Task directions> If a line below contains the string "with", copy it out.

Dataset extract>
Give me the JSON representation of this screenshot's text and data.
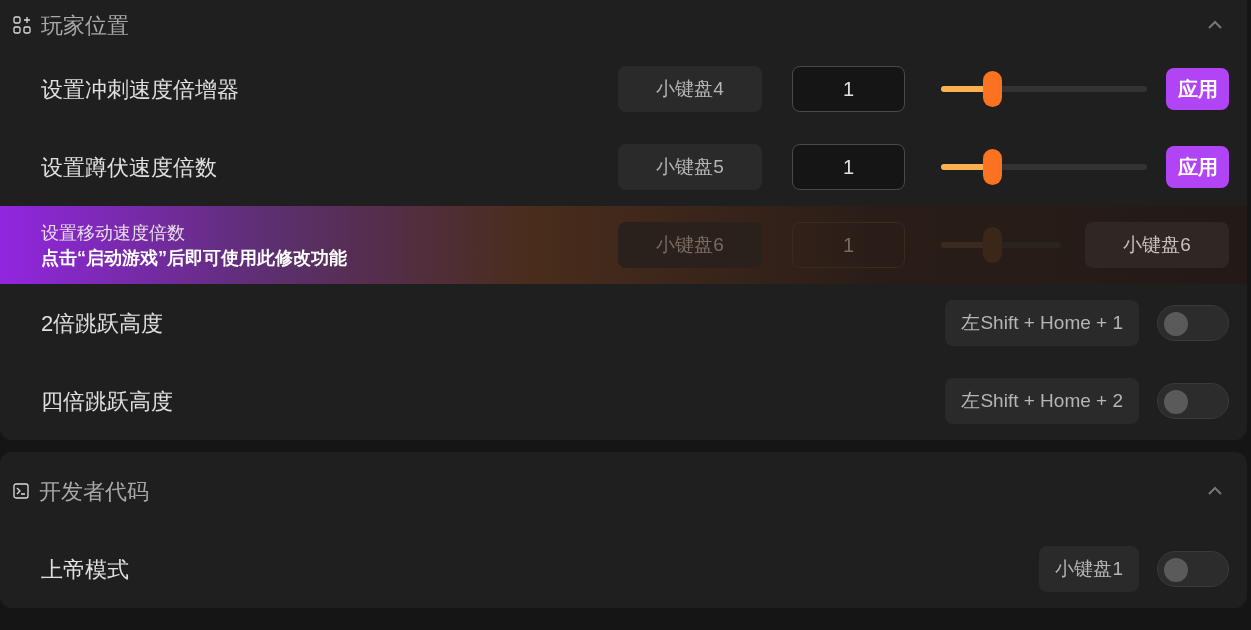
{
  "sections": [
    {
      "title": "玩家位置",
      "expanded": true,
      "rows": [
        {
          "kind": "slider",
          "label": "设置冲刺速度倍增器",
          "hotkey": "小键盘4",
          "value": "1",
          "level": 0.25,
          "apply": "应用"
        },
        {
          "kind": "slider",
          "label": "设置蹲伏速度倍数",
          "hotkey": "小键盘5",
          "value": "1",
          "level": 0.25,
          "apply": "应用"
        },
        {
          "kind": "locked",
          "label": "设置移动速度倍数",
          "message": "点击“启动游戏”后即可使用此修改功能",
          "hotkey": "小键盘6",
          "value": "1",
          "hotkey_right": "小键盘6"
        },
        {
          "kind": "toggle",
          "label": "2倍跳跃高度",
          "hotkey": "左Shift + Home + 1",
          "on": false
        },
        {
          "kind": "toggle",
          "label": "四倍跳跃高度",
          "hotkey": "左Shift + Home + 2",
          "on": false
        }
      ]
    },
    {
      "title": "开发者代码",
      "expanded": true,
      "rows": [
        {
          "kind": "toggle",
          "label": "上帝模式",
          "hotkey": "小键盘1",
          "on": false
        }
      ]
    }
  ]
}
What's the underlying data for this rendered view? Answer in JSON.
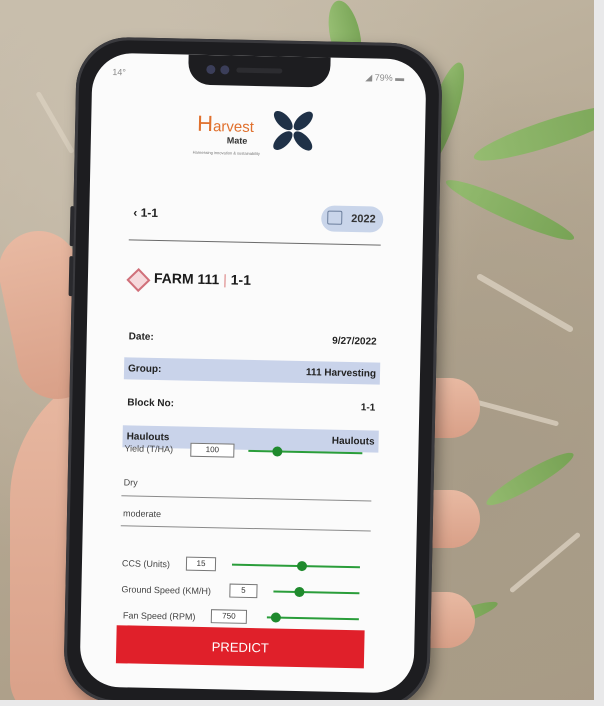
{
  "status_bar": {
    "time": "14°",
    "battery": "79%"
  },
  "logo": {
    "brand_h": "H",
    "brand_rest": "arvest",
    "sub": "Mate",
    "tagline": "Harnessing innovation & sustainability"
  },
  "header": {
    "back_label": "1-1",
    "year": "2022"
  },
  "farm": {
    "name": "FARM 111",
    "separator": "|",
    "block": "1-1"
  },
  "details": [
    {
      "key": "Date:",
      "value": "9/27/2022",
      "shaded": false
    },
    {
      "key": "Group:",
      "value": "111 Harvesting",
      "shaded": true
    },
    {
      "key": "Block No:",
      "value": "1-1",
      "shaded": false
    },
    {
      "key": "Haulouts",
      "value": "Haulouts",
      "shaded": true
    }
  ],
  "inputs": {
    "yield": {
      "label": "Yield (T/HA)",
      "value": "100",
      "slider": 0.25
    },
    "condition": "Dry",
    "intensity": "moderate",
    "ccs": {
      "label": "CCS (Units)",
      "value": "15",
      "slider": 0.55
    },
    "ground_speed": {
      "label": "Ground Speed (KM/H)",
      "value": "5",
      "slider": 0.3
    },
    "fan_speed": {
      "label": "Fan Speed (RPM)",
      "value": "750",
      "slider": 0.1
    }
  },
  "predict_label": "PREDICT",
  "colors": {
    "accent_green": "#2a9d3a",
    "predict_red": "#e0202a",
    "shade_blue": "#c9d3ea",
    "logo_orange": "#e0702d"
  }
}
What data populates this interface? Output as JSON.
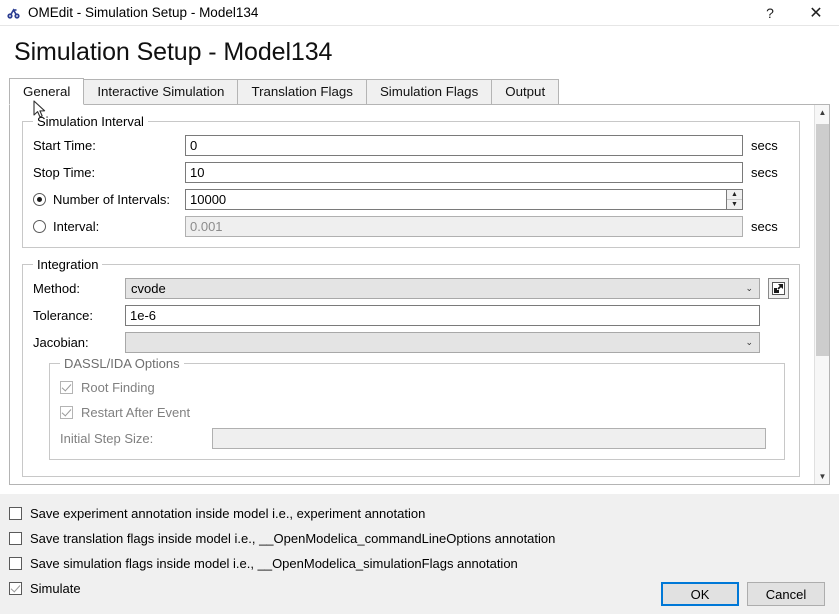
{
  "window": {
    "app_icon": "omedit-icon",
    "title": "OMEdit - Simulation Setup - Model134",
    "help_label": "?",
    "close_label": "✕"
  },
  "heading": "Simulation Setup - Model134",
  "tabs": [
    {
      "label": "General",
      "active": true
    },
    {
      "label": "Interactive Simulation",
      "active": false
    },
    {
      "label": "Translation Flags",
      "active": false
    },
    {
      "label": "Simulation Flags",
      "active": false
    },
    {
      "label": "Output",
      "active": false
    }
  ],
  "simulation_interval": {
    "group_title": "Simulation Interval",
    "start_time": {
      "label": "Start Time:",
      "value": "0",
      "unit": "secs"
    },
    "stop_time": {
      "label": "Stop Time:",
      "value": "10",
      "unit": "secs"
    },
    "number_of_intervals": {
      "label": "Number of Intervals:",
      "value": "10000",
      "selected": true,
      "spin_up": "▲",
      "spin_down": "▼"
    },
    "interval": {
      "label": "Interval:",
      "value": "0.001",
      "unit": "secs",
      "selected": false,
      "disabled": true
    }
  },
  "integration": {
    "group_title": "Integration",
    "method": {
      "label": "Method:",
      "value": "cvode",
      "arrow": "⌄"
    },
    "tolerance": {
      "label": "Tolerance:",
      "value": "1e-6"
    },
    "jacobian": {
      "label": "Jacobian:",
      "value": "",
      "arrow": "⌄"
    },
    "external_button_icon": "open-external-icon",
    "dassl_ida": {
      "group_title": "DASSL/IDA Options",
      "root_finding": {
        "label": "Root Finding",
        "checked": true,
        "disabled": true
      },
      "restart_after_event": {
        "label": "Restart After Event",
        "checked": true,
        "disabled": true
      },
      "initial_step_size": {
        "label": "Initial Step Size:",
        "value": "",
        "disabled": true
      }
    }
  },
  "scrollbar": {
    "up_arrow": "▲",
    "down_arrow": "▼"
  },
  "footer_options": [
    {
      "label": "Save experiment annotation inside model i.e., experiment annotation",
      "checked": false
    },
    {
      "label": "Save translation flags inside model i.e., __OpenModelica_commandLineOptions annotation",
      "checked": false
    },
    {
      "label": "Save simulation flags inside model i.e., __OpenModelica_simulationFlags annotation",
      "checked": false
    },
    {
      "label": "Simulate",
      "checked": true
    }
  ],
  "buttons": {
    "ok": "OK",
    "cancel": "Cancel"
  },
  "colors": {
    "accent": "#0078d7",
    "window_bg": "#f0f0f0",
    "content_bg": "#ffffff",
    "border": "#b4b4b4",
    "disabled_text": "#808080"
  }
}
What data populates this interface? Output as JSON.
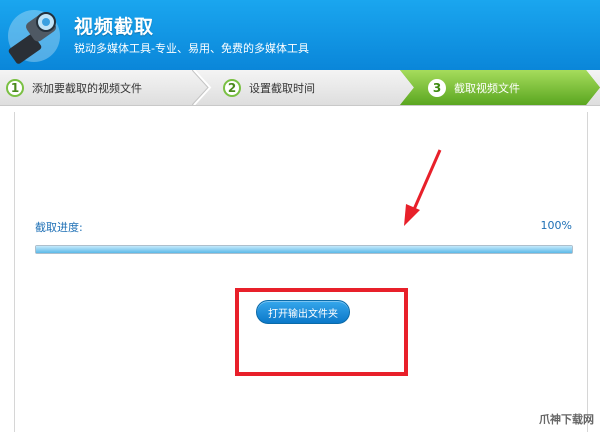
{
  "header": {
    "title": "视频截取",
    "subtitle": "锐动多媒体工具-专业、易用、免费的多媒体工具"
  },
  "steps": [
    {
      "number": "1",
      "label": "添加要截取的视频文件",
      "active": false
    },
    {
      "number": "2",
      "label": "设置截取时间",
      "active": false
    },
    {
      "number": "3",
      "label": "截取视频文件",
      "active": true
    }
  ],
  "progress": {
    "label": "截取进度:",
    "percent_text": "100%",
    "value": 1.0
  },
  "actions": {
    "open_output_folder": "打开输出文件夹"
  },
  "watermark": "爪神下载网",
  "colors": {
    "header_blue": "#0a86d9",
    "active_step_green": "#7ac043",
    "annotation_red": "#e8202a"
  }
}
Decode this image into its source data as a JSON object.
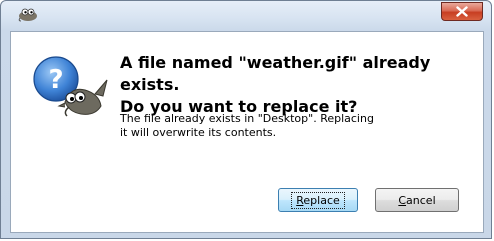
{
  "titlebar": {
    "title": "",
    "close_symbol": "x"
  },
  "dialog": {
    "icon": "question-with-gimp-mascot",
    "primary_text": "A file named \"weather.gif\" already exists.\nDo you want to replace it?",
    "secondary_text": "The file already exists in \"Desktop\".  Replacing\nit will overwrite its contents."
  },
  "buttons": {
    "replace": {
      "mnemonic": "R",
      "rest": "eplace",
      "default": true
    },
    "cancel": {
      "mnemonic": "C",
      "rest": "ancel"
    }
  },
  "colors": {
    "titlebar": "#d7e3f1",
    "close_button": "#c73e22",
    "question_icon": "#2f6fc0",
    "default_button": "#3c7fb1"
  }
}
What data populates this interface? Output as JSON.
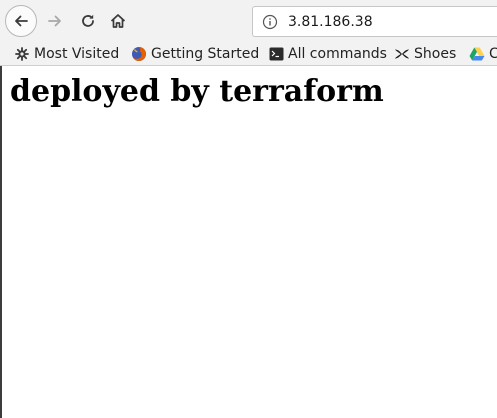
{
  "browser": {
    "url": "3.81.186.38",
    "nav_icons": [
      "back-arrow-icon",
      "forward-arrow-icon",
      "reload-icon",
      "home-icon",
      "info-icon"
    ]
  },
  "bookmarks": {
    "most_visited": "Most Visited",
    "getting_started": "Getting Started",
    "all_commands": "All commands",
    "shoes": "Shoes",
    "truncated": "C"
  },
  "page": {
    "heading": "deployed by terraform"
  },
  "colors": {
    "chrome_bg": "#f2f2f2",
    "firefox_orange": "#e66000",
    "firefox_blue": "#3d5bb5",
    "drive_green": "#1fa463",
    "drive_yellow": "#ffd04b",
    "drive_blue": "#4688f4"
  }
}
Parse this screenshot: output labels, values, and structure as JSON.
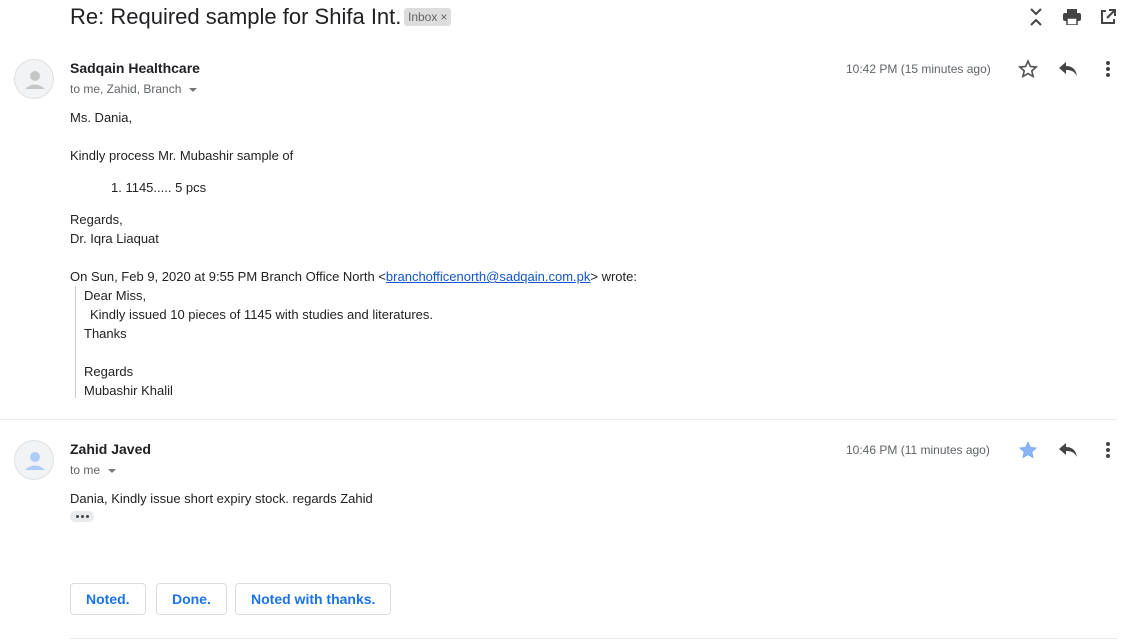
{
  "thread": {
    "subject": "Re: Required sample for Shifa Int.",
    "label": "Inbox",
    "label_close": "×"
  },
  "toolbar_icons": [
    "collapse-all-icon",
    "print-icon",
    "open-in-new-window-icon"
  ],
  "messages": [
    {
      "sender": "Sadqain Healthcare",
      "recipients": "to me, Zahid, Branch",
      "time": "10:42 PM (15 minutes ago)",
      "starred": false,
      "body": {
        "greeting": "Ms. Dania,",
        "line1": "Kindly process Mr. Mubashir sample of",
        "list_item": "1. 1145..... 5 pcs",
        "regards": "Regards,",
        "signature": "Dr. Iqra Liaquat",
        "quote_header_pre": "On Sun, Feb 9, 2020 at 9:55 PM Branch Office North <",
        "quote_header_email": "branchofficenorth@sadqain.com.pk",
        "quote_header_post": "> wrote:",
        "quoted": {
          "line1": "Dear Miss,",
          "line2": "Kindly issued 10 pieces of 1145 with studies and literatures.",
          "line3": "Thanks",
          "line4": "Regards",
          "line5": "Mubashir Khalil"
        }
      }
    },
    {
      "sender": "Zahid Javed",
      "recipients": "to me",
      "time": "10:46 PM (11 minutes ago)",
      "starred": true,
      "body": {
        "line1": "Dania, Kindly issue short expiry stock. regards Zahid"
      }
    }
  ],
  "smart_replies": [
    "Noted.",
    "Done.",
    "Noted with thanks."
  ],
  "colors": {
    "accent": "#1a73e8",
    "star_active": "#8ab4f8",
    "link": "#1155cc"
  }
}
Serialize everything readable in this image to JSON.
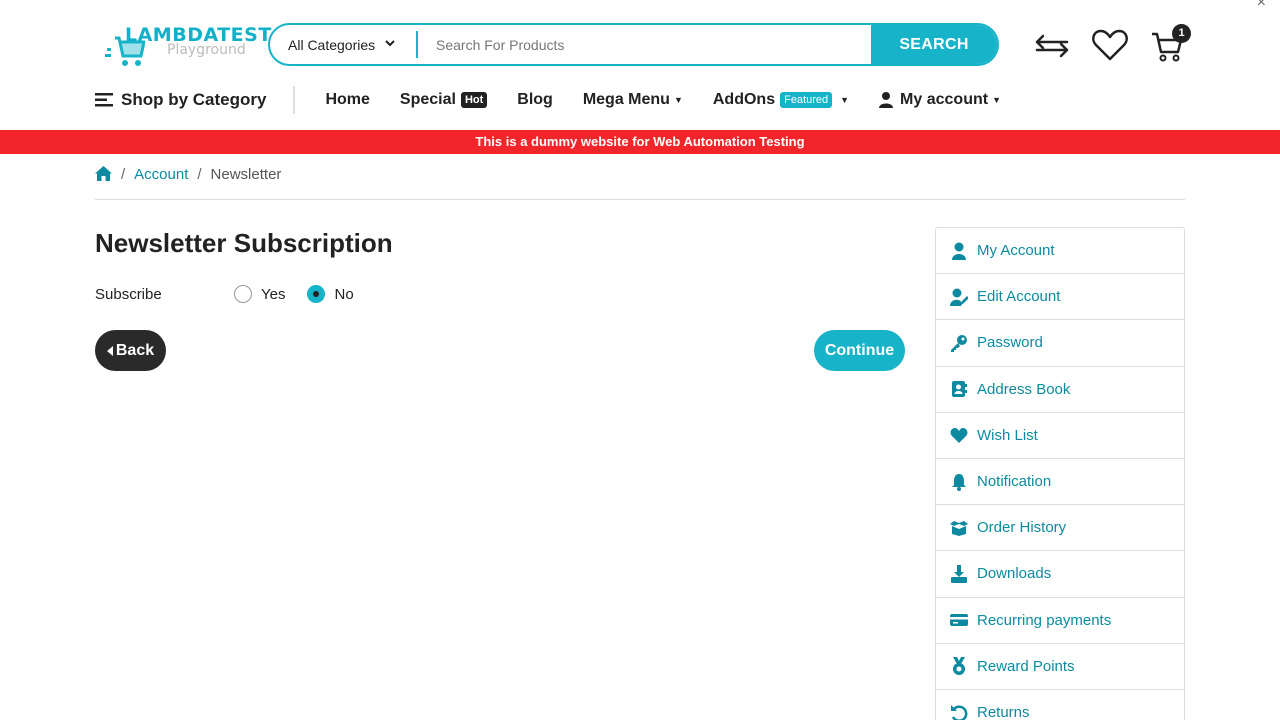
{
  "colors": {
    "accent": "#17b3c8",
    "link": "#0e8aa0",
    "banner": "#f2262a",
    "dark": "#222222"
  },
  "logo": {
    "title": "LAMBDATEST",
    "subtitle": "Playground"
  },
  "search": {
    "category": "All Categories",
    "placeholder": "Search For Products",
    "value": "",
    "button": "SEARCH"
  },
  "header": {
    "cart_count": "1",
    "close": "×"
  },
  "nav": {
    "shop_by_category": "Shop by Category",
    "items": [
      {
        "label": "Home"
      },
      {
        "label": "Special",
        "badge": "Hot"
      },
      {
        "label": "Blog"
      },
      {
        "label": "Mega Menu"
      },
      {
        "label": "AddOns",
        "badge": "Featured"
      },
      {
        "label": "My account"
      }
    ]
  },
  "banner": "This is a dummy website for Web Automation Testing",
  "breadcrumb": {
    "account": "Account",
    "current": "Newsletter",
    "sep": "/"
  },
  "main": {
    "title": "Newsletter Subscription",
    "subscribe_label": "Subscribe",
    "options": [
      {
        "label": "Yes",
        "checked": false
      },
      {
        "label": "No",
        "checked": true
      }
    ],
    "back": "Back",
    "continue": "Continue"
  },
  "sidebar": {
    "items": [
      {
        "label": "My Account",
        "icon": "user-icon"
      },
      {
        "label": "Edit Account",
        "icon": "user-edit-icon"
      },
      {
        "label": "Password",
        "icon": "key-icon"
      },
      {
        "label": "Address Book",
        "icon": "address-book-icon"
      },
      {
        "label": "Wish List",
        "icon": "heart-icon"
      },
      {
        "label": "Notification",
        "icon": "bell-icon"
      },
      {
        "label": "Order History",
        "icon": "box-icon"
      },
      {
        "label": "Downloads",
        "icon": "download-icon"
      },
      {
        "label": "Recurring payments",
        "icon": "credit-card-icon"
      },
      {
        "label": "Reward Points",
        "icon": "medal-icon"
      },
      {
        "label": "Returns",
        "icon": "undo-icon"
      }
    ]
  }
}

Task output>
    "icon": "question-with-gimp-mascot",
          "line2": "Kindly issued 10 pieces of 1145 with studies and literatures.",
    "Noted with thanks."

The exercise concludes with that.